History is also at the heart of his first autobiographical work, One of Ben’s, a family history of national consequence which skilfully mixes the myths and legends of the Shadbolt tribe with those of postcolonisation Pakeha New Zealand. After a gap of almost thirty years Shadbolt returned to the short story with ‘Dove on the Waters’, which won the Bank of New Zealand Katherine Mansfield Memorial Award in 1995. That and two more novella-length stories were published in 1996.
Maurice Shadbolt is a major New Zealand writer, with an impressive body of work which also includes successful non-fiction work such as the Shell Guide to New Zealand (1968). In a writing career which now spans five decades he has won fellowhips and almost every major literary prize, some on more than one occasion: the Landfall Prose Award in 1957, the Scholarship in Letters in 1959, 1970 and 1982, the Katherine Mansfield Memorial Award in 1963, 1967 and 1995, the Burns Fellowship in 1963, the Katherine Mansfield Memorial Fellowship in 1998, the James Wattie Award in 1978, 1981 and 1987, and the New Zealand Book Award in 1981. In 1989 he was made CBE. Above all, however, Shadbolt should be recognised for his storytelling talent. That almost all his books remain in print is testament to his enduring popularity with a wide reading public.

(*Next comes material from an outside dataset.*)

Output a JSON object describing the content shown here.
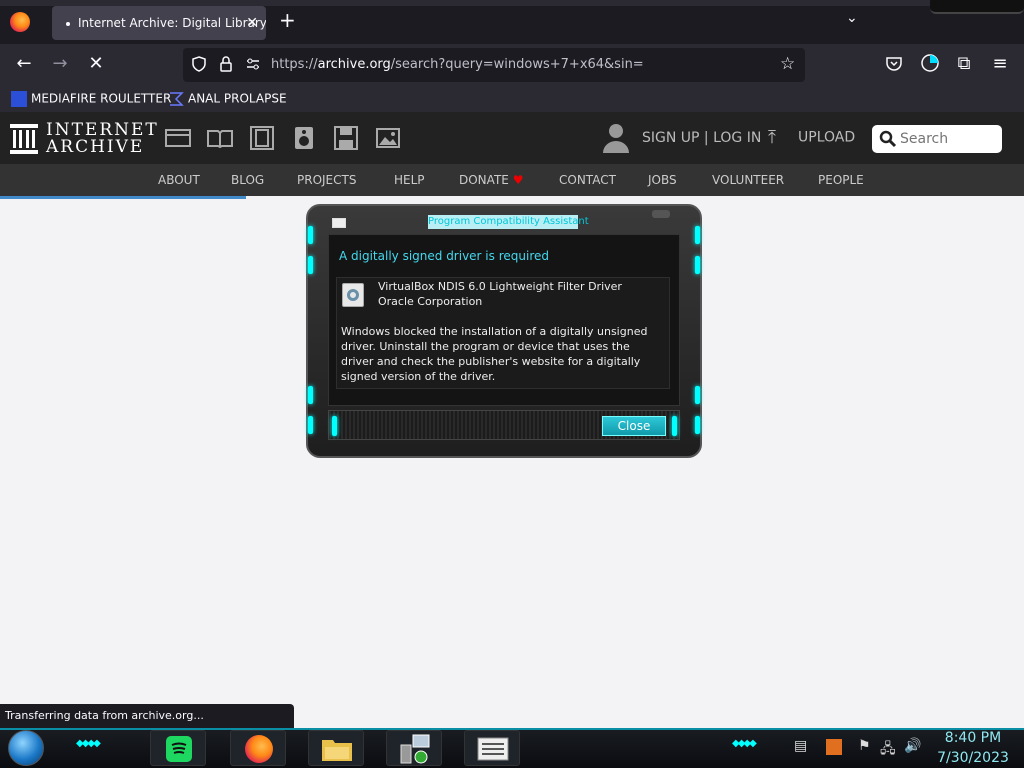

Author entry from The Oxford Companion to New Zealand Literature,
edited by Roger Robinson and Nelson Wattie (1998).